Top of Material shown
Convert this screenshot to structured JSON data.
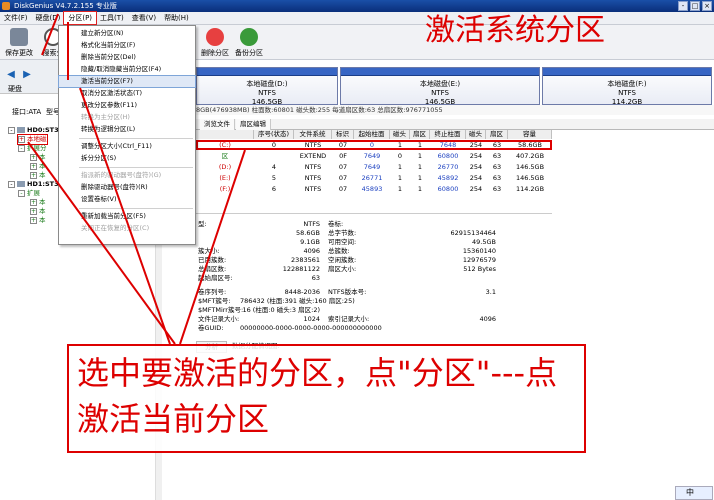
{
  "window": {
    "title": "DiskGenius V4.7.2.155 专业版",
    "buttons": [
      "-",
      "□",
      "×"
    ]
  },
  "menubar": [
    "文件(F)",
    "硬盘(D)",
    "分区(P)",
    "工具(T)",
    "查看(V)",
    "帮助(H)"
  ],
  "toolbar": {
    "save_label": "保存更改",
    "search_label": "搜索分",
    "delete_label": "删除分区",
    "backup_label": "备份分区"
  },
  "left": {
    "disk_label": "硬盘",
    "iface": "接口:ATA",
    "model": "型号"
  },
  "tree": [
    {
      "label": "HD0:ST35",
      "level": 0
    },
    {
      "label": "本地磁",
      "level": 1
    },
    {
      "label": "扩展分",
      "level": 1
    },
    {
      "label": "本",
      "level": 2
    },
    {
      "label": "本",
      "level": 2
    },
    {
      "label": "本",
      "level": 2
    },
    {
      "label": "HD1:ST31",
      "level": 0
    },
    {
      "label": "扩展",
      "level": 1
    },
    {
      "label": "本",
      "level": 2
    },
    {
      "label": "本",
      "level": 2
    },
    {
      "label": "本",
      "level": 2
    }
  ],
  "dropdown": [
    {
      "label": "建立新分区(N)",
      "state": "normal"
    },
    {
      "label": "格式化当前分区(F)",
      "state": "normal"
    },
    {
      "label": "删除当前分区(Del)",
      "state": "normal"
    },
    {
      "label": "隐藏/取消隐藏当前分区(F4)",
      "state": "normal"
    },
    {
      "label": "激活当前分区(F7)",
      "state": "highlight"
    },
    {
      "label": "取消分区激活状态(T)",
      "state": "normal"
    },
    {
      "label": "更改分区参数(F11)",
      "state": "normal"
    },
    {
      "label": "转换为主分区(H)",
      "state": "disabled"
    },
    {
      "label": "转换为逻辑分区(L)",
      "state": "normal"
    },
    {
      "label": "调整分区大小(Ctrl_F11)",
      "state": "normal"
    },
    {
      "label": "拆分分区(S)",
      "state": "normal"
    },
    {
      "label": "指派新的驱动器号(盘符)(G)",
      "state": "disabled"
    },
    {
      "label": "删除驱动器号(盘符)(R)",
      "state": "normal"
    },
    {
      "label": "设置卷标(V)",
      "state": "normal"
    },
    {
      "label": "重新加载当前分区(F5)",
      "state": "normal"
    },
    {
      "label": "关闭正在恢复的分区(C)",
      "state": "disabled"
    }
  ],
  "partitions_strip": [
    {
      "name": "本地磁盘(D:)",
      "fs": "NTFS",
      "size": "146.5GB"
    },
    {
      "name": "本地磁盘(E:)",
      "fs": "NTFS",
      "size": "146.5GB"
    },
    {
      "name": "本地磁盘(F:)",
      "fs": "NTFS",
      "size": "114.2GB"
    }
  ],
  "infoline": "8GB(476938MB) 柱面数:60801 磁头数:255 每道扇区数:63 总扇区数:976771055",
  "tabs": [
    "浏览文件",
    "扇区编辑"
  ],
  "table": {
    "headers": [
      "",
      "序号(状态)",
      "文件系统",
      "标识",
      "起始柱面",
      "磁头",
      "扇区",
      "终止柱面",
      "磁头",
      "扇区",
      "容量"
    ],
    "rows": [
      [
        "(C:)",
        "0",
        "NTFS",
        "07",
        "0",
        "1",
        "1",
        "7648",
        "254",
        "63",
        "58.6GB"
      ],
      [
        "区",
        "",
        "EXTEND",
        "0F",
        "7649",
        "0",
        "1",
        "60800",
        "254",
        "63",
        "407.2GB"
      ],
      [
        "(D:)",
        "4",
        "NTFS",
        "07",
        "7649",
        "1",
        "1",
        "26770",
        "254",
        "63",
        "146.5GB"
      ],
      [
        "(E:)",
        "5",
        "NTFS",
        "07",
        "26771",
        "1",
        "1",
        "45892",
        "254",
        "63",
        "146.5GB"
      ],
      [
        "(F:)",
        "6",
        "NTFS",
        "07",
        "45893",
        "1",
        "1",
        "60800",
        "254",
        "63",
        "114.2GB"
      ]
    ]
  },
  "props": [
    {
      "k": "型:",
      "v": "NTFS",
      "k2": "卷标:",
      "v2": ""
    },
    {
      "k": "",
      "v": "58.6GB",
      "k2": "总字节数:",
      "v2": "62915134464"
    },
    {
      "k": "",
      "v": "9.1GB",
      "k2": "可用空间:",
      "v2": "49.5GB"
    },
    {
      "k": "簇大小:",
      "v": "4096",
      "k2": "总簇数:",
      "v2": "15360140"
    },
    {
      "k": "已用簇数:",
      "v": "2383561",
      "k2": "空闲簇数:",
      "v2": "12976579"
    },
    {
      "k": "总扇区数:",
      "v": "122881122",
      "k2": "扇区大小:",
      "v2": "512 Bytes"
    },
    {
      "k": "起始扇区号:",
      "v": "63",
      "k2": "",
      "v2": ""
    },
    {
      "k": "卷序列号:",
      "v": "8448-2036",
      "k2": "NTFS版本号:",
      "v2": "3.1"
    },
    {
      "k": "$MFT簇号:",
      "v": "786432 (柱面:391 磁头:160 扇区:25)",
      "k2": "",
      "v2": ""
    },
    {
      "k": "$MFTMirr簇号:",
      "v": "16 (柱面:0 磁头:3 扇区:2)",
      "k2": "",
      "v2": ""
    },
    {
      "k": "文件记录大小:",
      "v": "1024",
      "k2": "索引记录大小:",
      "v2": "4096"
    },
    {
      "k": "卷GUID:",
      "v": "00000000-0000-0000-0000-000000000000",
      "k2": "",
      "v2": ""
    }
  ],
  "bottom_tabs": [
    "分析",
    "数据分配情况图:"
  ],
  "annot": {
    "title": "激活系统分区",
    "instr1": "选中要激活的分区，点\"分区\"---点",
    "instr2": "激活当前分区",
    "accent": "#dd0000"
  },
  "status": {
    "ime": "中"
  }
}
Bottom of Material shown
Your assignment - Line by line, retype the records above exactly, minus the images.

Response box -
Convert this screenshot to structured JSON data.
{
  "window": {
    "title": "DiskGenius V4.7.2.155 专业版",
    "buttons": [
      "-",
      "□",
      "×"
    ]
  },
  "menubar": [
    "文件(F)",
    "硬盘(D)",
    "分区(P)",
    "工具(T)",
    "查看(V)",
    "帮助(H)"
  ],
  "toolbar": {
    "save_label": "保存更改",
    "search_label": "搜索分",
    "delete_label": "删除分区",
    "backup_label": "备份分区"
  },
  "left": {
    "disk_label": "硬盘",
    "iface": "接口:ATA",
    "model": "型号"
  },
  "tree": [
    {
      "label": "HD0:ST35",
      "level": 0
    },
    {
      "label": "本地磁",
      "level": 1
    },
    {
      "label": "扩展分",
      "level": 1
    },
    {
      "label": "本",
      "level": 2
    },
    {
      "label": "本",
      "level": 2
    },
    {
      "label": "本",
      "level": 2
    },
    {
      "label": "HD1:ST31",
      "level": 0
    },
    {
      "label": "扩展",
      "level": 1
    },
    {
      "label": "本",
      "level": 2
    },
    {
      "label": "本",
      "level": 2
    },
    {
      "label": "本",
      "level": 2
    }
  ],
  "dropdown": [
    {
      "label": "建立新分区(N)",
      "state": "normal"
    },
    {
      "label": "格式化当前分区(F)",
      "state": "normal"
    },
    {
      "label": "删除当前分区(Del)",
      "state": "normal"
    },
    {
      "label": "隐藏/取消隐藏当前分区(F4)",
      "state": "normal"
    },
    {
      "label": "激活当前分区(F7)",
      "state": "highlight"
    },
    {
      "label": "取消分区激活状态(T)",
      "state": "normal"
    },
    {
      "label": "更改分区参数(F11)",
      "state": "normal"
    },
    {
      "label": "转换为主分区(H)",
      "state": "disabled"
    },
    {
      "label": "转换为逻辑分区(L)",
      "state": "normal"
    },
    {
      "label": "调整分区大小(Ctrl_F11)",
      "state": "normal"
    },
    {
      "label": "拆分分区(S)",
      "state": "normal"
    },
    {
      "label": "指派新的驱动器号(盘符)(G)",
      "state": "disabled"
    },
    {
      "label": "删除驱动器号(盘符)(R)",
      "state": "normal"
    },
    {
      "label": "设置卷标(V)",
      "state": "normal"
    },
    {
      "label": "重新加载当前分区(F5)",
      "state": "normal"
    },
    {
      "label": "关闭正在恢复的分区(C)",
      "state": "disabled"
    }
  ],
  "partitions_strip": [
    {
      "name": "本地磁盘(D:)",
      "fs": "NTFS",
      "size": "146.5GB"
    },
    {
      "name": "本地磁盘(E:)",
      "fs": "NTFS",
      "size": "146.5GB"
    },
    {
      "name": "本地磁盘(F:)",
      "fs": "NTFS",
      "size": "114.2GB"
    }
  ],
  "infoline": "8GB(476938MB) 柱面数:60801 磁头数:255 每道扇区数:63 总扇区数:976771055",
  "tabs": [
    "浏览文件",
    "扇区编辑"
  ],
  "table": {
    "headers": [
      "",
      "序号(状态)",
      "文件系统",
      "标识",
      "起始柱面",
      "磁头",
      "扇区",
      "终止柱面",
      "磁头",
      "扇区",
      "容量"
    ],
    "rows": [
      [
        "(C:)",
        "0",
        "NTFS",
        "07",
        "0",
        "1",
        "1",
        "7648",
        "254",
        "63",
        "58.6GB"
      ],
      [
        "区",
        "",
        "EXTEND",
        "0F",
        "7649",
        "0",
        "1",
        "60800",
        "254",
        "63",
        "407.2GB"
      ],
      [
        "(D:)",
        "4",
        "NTFS",
        "07",
        "7649",
        "1",
        "1",
        "26770",
        "254",
        "63",
        "146.5GB"
      ],
      [
        "(E:)",
        "5",
        "NTFS",
        "07",
        "26771",
        "1",
        "1",
        "45892",
        "254",
        "63",
        "146.5GB"
      ],
      [
        "(F:)",
        "6",
        "NTFS",
        "07",
        "45893",
        "1",
        "1",
        "60800",
        "254",
        "63",
        "114.2GB"
      ]
    ]
  },
  "props": [
    {
      "k": "型:",
      "v": "NTFS",
      "k2": "卷标:",
      "v2": ""
    },
    {
      "k": "",
      "v": "58.6GB",
      "k2": "总字节数:",
      "v2": "62915134464"
    },
    {
      "k": "",
      "v": "9.1GB",
      "k2": "可用空间:",
      "v2": "49.5GB"
    },
    {
      "k": "簇大小:",
      "v": "4096",
      "k2": "总簇数:",
      "v2": "15360140"
    },
    {
      "k": "已用簇数:",
      "v": "2383561",
      "k2": "空闲簇数:",
      "v2": "12976579"
    },
    {
      "k": "总扇区数:",
      "v": "122881122",
      "k2": "扇区大小:",
      "v2": "512 Bytes"
    },
    {
      "k": "起始扇区号:",
      "v": "63",
      "k2": "",
      "v2": ""
    },
    {
      "k": "卷序列号:",
      "v": "8448-2036",
      "k2": "NTFS版本号:",
      "v2": "3.1"
    },
    {
      "k": "$MFT簇号:",
      "v": "786432 (柱面:391 磁头:160 扇区:25)",
      "k2": "",
      "v2": ""
    },
    {
      "k": "$MFTMirr簇号:",
      "v": "16 (柱面:0 磁头:3 扇区:2)",
      "k2": "",
      "v2": ""
    },
    {
      "k": "文件记录大小:",
      "v": "1024",
      "k2": "索引记录大小:",
      "v2": "4096"
    },
    {
      "k": "卷GUID:",
      "v": "00000000-0000-0000-0000-000000000000",
      "k2": "",
      "v2": ""
    }
  ],
  "bottom_tabs": [
    "分析",
    "数据分配情况图:"
  ],
  "annot": {
    "title": "激活系统分区",
    "instr1": "选中要激活的分区，点\"分区\"---点",
    "instr2": "激活当前分区",
    "accent": "#dd0000"
  },
  "status": {
    "ime": "中"
  }
}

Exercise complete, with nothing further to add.